Records supplied -
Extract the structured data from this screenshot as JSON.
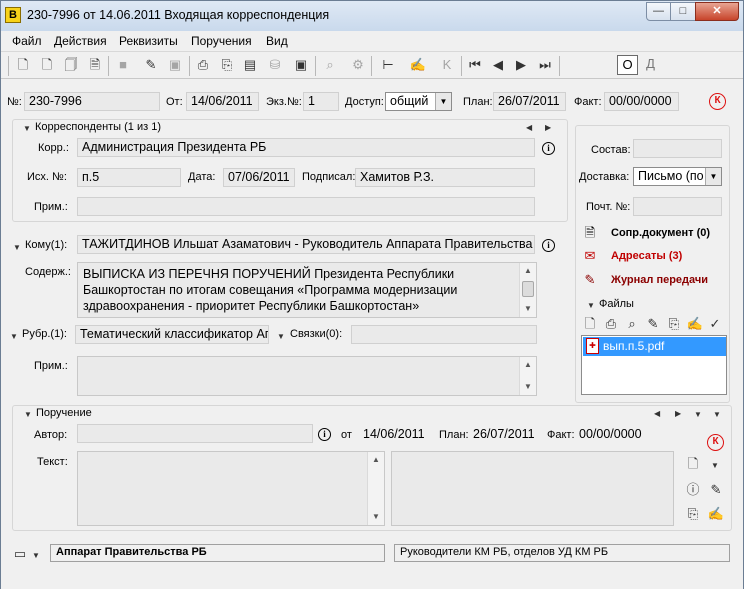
{
  "window": {
    "title": "230-7996 от 14.06.2011 Входящая корреспонденция",
    "app_icon": "B",
    "controls": {
      "minimize": "—",
      "maximize": "□",
      "close": "✕"
    }
  },
  "menu": [
    "Файл",
    "Действия",
    "Реквизиты",
    "Поручения",
    "Вид"
  ],
  "toolbar": {
    "toggles": [
      "О",
      "Д"
    ]
  },
  "header": {
    "number_label": "№:",
    "number": "230-7996",
    "from_label": "От:",
    "from_date": "14/06/2011",
    "copy_label": "Экз.№:",
    "copy": "1",
    "access_label": "Доступ:",
    "access": "общий",
    "plan_label": "План:",
    "plan": "26/07/2011",
    "fact_label": "Факт:",
    "fact": "00/00/0000",
    "k_button": "К"
  },
  "correspondents": {
    "title": "Корреспонденты (1 из 1)",
    "corr_label": "Корр.:",
    "corr": "Администрация Президента РБ",
    "out_no_label": "Исх. №:",
    "out_no": "п.5",
    "date_label": "Дата:",
    "date": "07/06/2011",
    "signed_label": "Подписал:",
    "signed": "Хамитов Р.З.",
    "note_label": "Прим.:",
    "note": ""
  },
  "right_panel": {
    "composition_label": "Состав:",
    "composition": "",
    "delivery_label": "Доставка:",
    "delivery": "Письмо (по",
    "mail_no_label": "Почт. №:",
    "mail_no": "",
    "links": [
      "Сопр.документ (0)",
      "Адресаты (3)",
      "Журнал передачи"
    ],
    "link_colors": [
      "#000000",
      "#c00000",
      "#8b0000"
    ],
    "files_title": "Файлы",
    "files": [
      "вып.п.5.pdf"
    ]
  },
  "addressee": {
    "to_label": "Кому(1):",
    "to": "ТАЖИТДИНОВ Ильшат Азаматович - Руководитель Аппарата Правительства",
    "content_label": "Содерж.:",
    "content_lines": [
      "ВЫПИСКА ИЗ ПЕРЕЧНЯ ПОРУЧЕНИЙ Президента Республики",
      "Башкортостан по итогам совещания «Программа модернизации",
      "здравоохранения - приоритет Республики Башкортостан»"
    ],
    "rubric_label": "Рубр.(1):",
    "rubric": "Тематический классификатор Аг",
    "links_label": "Связки(0):",
    "note_label": "Прим.:"
  },
  "order": {
    "title": "Поручение",
    "author_label": "Автор:",
    "author": "",
    "from_label": "от",
    "from_date": "14/06/2011",
    "plan_label": "План:",
    "plan": "26/07/2011",
    "fact_label": "Факт:",
    "fact": "00/00/0000",
    "text_label": "Текст:",
    "k_button": "К"
  },
  "status": {
    "left": "Аппарат Правительства РБ",
    "right": "Руководители КМ РБ, отделов УД КМ РБ"
  }
}
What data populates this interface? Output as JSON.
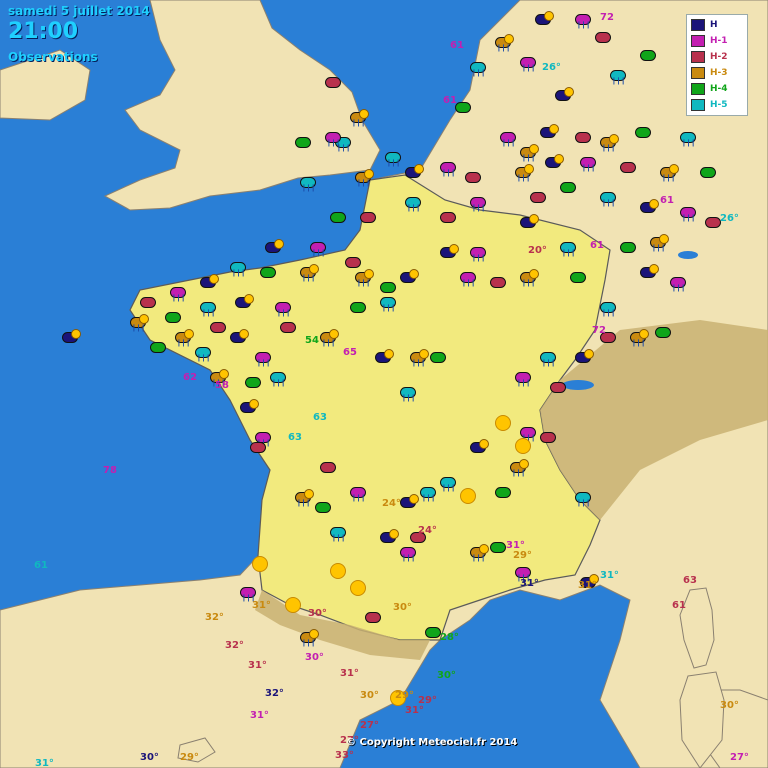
{
  "header": {
    "date": "samedi 5 juillet 2014",
    "time": "21:00",
    "subtitle": "Observations"
  },
  "legend": [
    {
      "label": "H",
      "color": "#1b1479"
    },
    {
      "label": "H-1",
      "color": "#c31fb1"
    },
    {
      "label": "H-2",
      "color": "#b8314d"
    },
    {
      "label": "H-3",
      "color": "#c98a10"
    },
    {
      "label": "H-4",
      "color": "#10a51a"
    },
    {
      "label": "H-5",
      "color": "#10b8c0"
    }
  ],
  "copyright": "© Copyright Meteociel.fr 2014",
  "temperatures": [
    "26°",
    "26°",
    "20°",
    "24°",
    "24°",
    "31°",
    "29°",
    "30°",
    "31°",
    "31°",
    "32°",
    "32°",
    "31°",
    "30°",
    "30°",
    "29°",
    "31°",
    "29°",
    "30°",
    "31°",
    "31°",
    "27°",
    "27°",
    "33°",
    "32°",
    "30°",
    "31°",
    "28°",
    "30°",
    "31°",
    "30°",
    "27°",
    "29°",
    "31°"
  ],
  "winds": [
    "72",
    "61",
    "61",
    "61",
    "61",
    "72",
    "54",
    "65",
    "63",
    "62",
    "78",
    "61",
    "63",
    "61",
    "63",
    "58"
  ],
  "colors": {
    "sea": "#2a7fd6",
    "land_france": "#f2ea7e",
    "land_other": "#f1e3b4",
    "alps": "#c9b172"
  }
}
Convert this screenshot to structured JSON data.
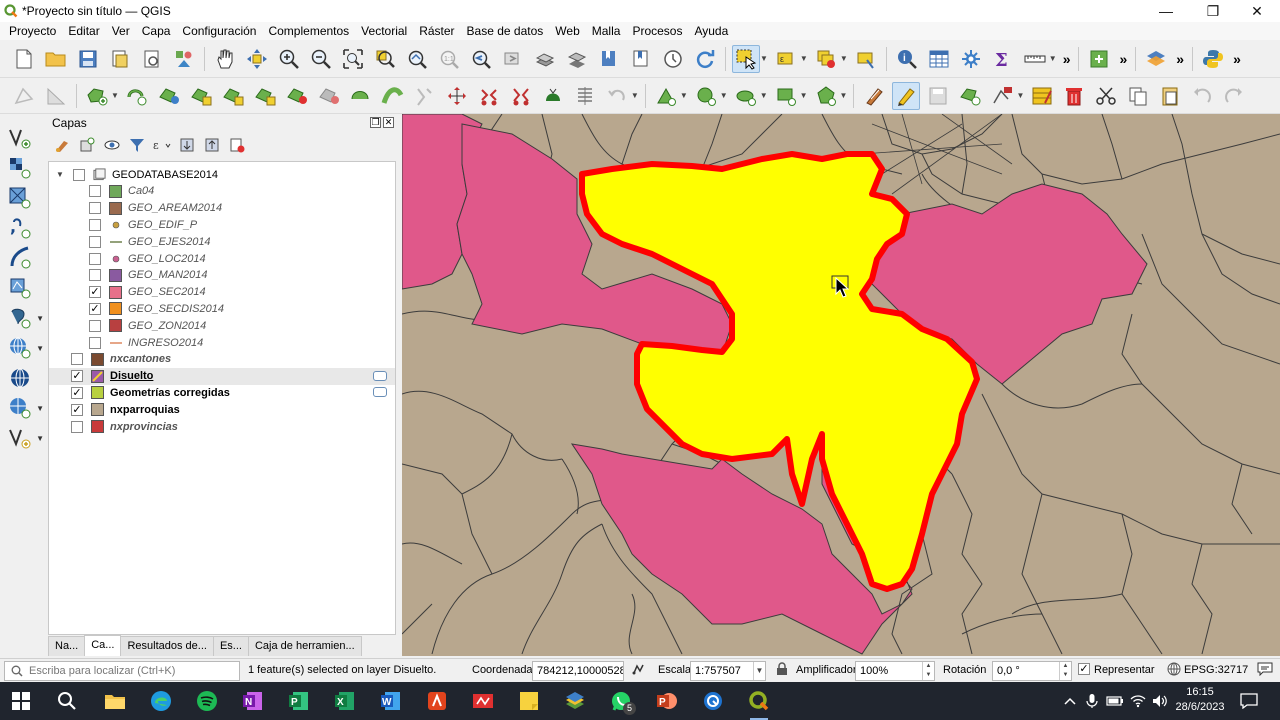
{
  "window": {
    "title": "*Proyecto sin título — QGIS",
    "minimize": "—",
    "restore": "❐",
    "close": "✕"
  },
  "menubar": [
    "Proyecto",
    "Editar",
    "Ver",
    "Capa",
    "Configuración",
    "Complementos",
    "Vectorial",
    "Ráster",
    "Base de datos",
    "Web",
    "Malla",
    "Procesos",
    "Ayuda"
  ],
  "layers_panel": {
    "title": "Capas",
    "tree": [
      {
        "name": "GEODATABASE2014",
        "type": "group",
        "checked": false,
        "level": 0,
        "style": "normal"
      },
      {
        "name": "Ca04",
        "type": "polygon",
        "color": "#6fa85a",
        "checked": false,
        "level": 1,
        "style": "italic"
      },
      {
        "name": "GEO_AREAM2014",
        "type": "polygon",
        "color": "#9a6a4e",
        "checked": false,
        "level": 1,
        "style": "italic"
      },
      {
        "name": "GEO_EDIF_P",
        "type": "point",
        "color": "#c8a040",
        "checked": false,
        "level": 1,
        "style": "italic"
      },
      {
        "name": "GEO_EJES2014",
        "type": "line",
        "color": "#7a8a5a",
        "checked": false,
        "level": 1,
        "style": "italic"
      },
      {
        "name": "GEO_LOC2014",
        "type": "point",
        "color": "#c86090",
        "checked": false,
        "level": 1,
        "style": "italic"
      },
      {
        "name": "GEO_MAN2014",
        "type": "polygon",
        "color": "#8a5aa0",
        "checked": false,
        "level": 1,
        "style": "italic"
      },
      {
        "name": "GEO_SEC2014",
        "type": "polygon",
        "color": "#e8708a",
        "checked": true,
        "level": 1,
        "style": "italic"
      },
      {
        "name": "GEO_SECDIS2014",
        "type": "polygon",
        "color": "#f0901e",
        "checked": true,
        "level": 1,
        "style": "italic"
      },
      {
        "name": "GEO_ZON2014",
        "type": "polygon",
        "color": "#b84040",
        "checked": false,
        "level": 1,
        "style": "italic"
      },
      {
        "name": "INGRESO2014",
        "type": "line",
        "color": "#e0906a",
        "checked": false,
        "level": 1,
        "style": "italic"
      },
      {
        "name": "nxcantones",
        "type": "polygon",
        "color": "#7a4a30",
        "checked": false,
        "level": 0,
        "style": "italic-bold"
      },
      {
        "name": "Disuelto",
        "type": "polygon-selected",
        "color": "#9a5aa8",
        "checked": true,
        "level": 0,
        "style": "bold-underline",
        "editing": true
      },
      {
        "name": "Geometrías corregidas",
        "type": "polygon",
        "color": "#b8d040",
        "checked": true,
        "level": 0,
        "style": "bold",
        "editing": true
      },
      {
        "name": "nxparroquias",
        "type": "polygon",
        "color": "#b8a78e",
        "checked": true,
        "level": 0,
        "style": "bold"
      },
      {
        "name": "nxprovincias",
        "type": "polygon",
        "color": "#c83a3a",
        "checked": false,
        "level": 0,
        "style": "italic-bold"
      }
    ],
    "tabs": [
      "Na...",
      "Ca...",
      "Resultados de...",
      "Es...",
      "Caja de herramien..."
    ],
    "active_tab": 1
  },
  "statusbar": {
    "search_placeholder": "Escriba para localizar (Ctrl+K)",
    "message": "1 feature(s) selected on layer Disuelto.",
    "coord_label": "Coordenada",
    "coord_value": "784212,10000528",
    "scale_label": "Escala",
    "scale_value": "1:757507",
    "magnifier_label": "Amplificador",
    "magnifier_value": "100%",
    "rotation_label": "Rotación",
    "rotation_value": "0,0 °",
    "render_label": "Representar",
    "render_checked": true,
    "crs": "EPSG:32717"
  },
  "taskbar": {
    "time": "16:15",
    "date": "28/6/2023",
    "whatsapp_badge": "5"
  },
  "colors": {
    "map_background": "#b8a78e",
    "selected_fill": "#ffff00",
    "selected_outline": "#ff0000",
    "sector_fill": "#e0588a",
    "boundary": "#3c3c3c"
  }
}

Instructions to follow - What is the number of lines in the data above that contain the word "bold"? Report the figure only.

Output for this exercise - 5